Previously: Technische Universität München, Germany
Complex organic molecules, e.g. sugars and amino acids, have been identified in interstellar space and on comets and meteorites impinging on Earth, and are believed to originate from reactions taking place at nanoscale dust grain catalysts. The latter are rather complex materials consisting of e.g. Mg- or Fe-rich silicates or aromatic hydrocarbons. To guide experimental investigations of these complex materials and reaction networks, predictive-quality simulations are needed. However, the complexity and scale of the simulations renders standard quantum mechanical methods too costly. The objective of this study is to instead apply modern machine learning- and compressed sensing-based methods in order to identify some cheap descriptive features of the dust grains that allow for predicting their reactivity under the low-temperature conditions prevalent in interstellar space. In close collaboration with experimental partners, we thereby aim to obtain a detailed understanding of the catalyst materials and reaction conditions required for the formation of complex organic molecules. This is of great fundamental interest since it could give important leads to the conditions necessary for the development of life.
I use various computational modelling and simulation tools to study catalytic reactions at solid or liquid surfaces. As such, I work at the interface between physics and chemistry, with recent machine learning and compressed sensing-based methods applied having their origin in computer science.
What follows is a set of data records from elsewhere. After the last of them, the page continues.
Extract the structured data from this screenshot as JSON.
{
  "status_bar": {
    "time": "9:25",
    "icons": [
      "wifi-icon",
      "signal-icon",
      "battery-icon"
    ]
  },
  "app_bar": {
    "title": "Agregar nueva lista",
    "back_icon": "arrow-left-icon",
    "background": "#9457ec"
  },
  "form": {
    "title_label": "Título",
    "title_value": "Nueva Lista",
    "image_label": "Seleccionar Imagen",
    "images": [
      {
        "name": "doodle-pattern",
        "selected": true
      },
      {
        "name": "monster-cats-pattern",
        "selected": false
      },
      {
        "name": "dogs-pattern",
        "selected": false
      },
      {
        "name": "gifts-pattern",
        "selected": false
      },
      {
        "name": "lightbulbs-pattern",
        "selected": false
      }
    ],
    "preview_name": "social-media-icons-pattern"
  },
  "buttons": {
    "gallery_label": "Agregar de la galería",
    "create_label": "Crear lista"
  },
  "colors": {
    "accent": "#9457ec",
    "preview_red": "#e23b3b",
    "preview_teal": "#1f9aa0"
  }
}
With the AIAS fellowship I return to Aarhus University after six years as Alexander von Humboldt fellow and subsequently group leader at the Technical University of Munich.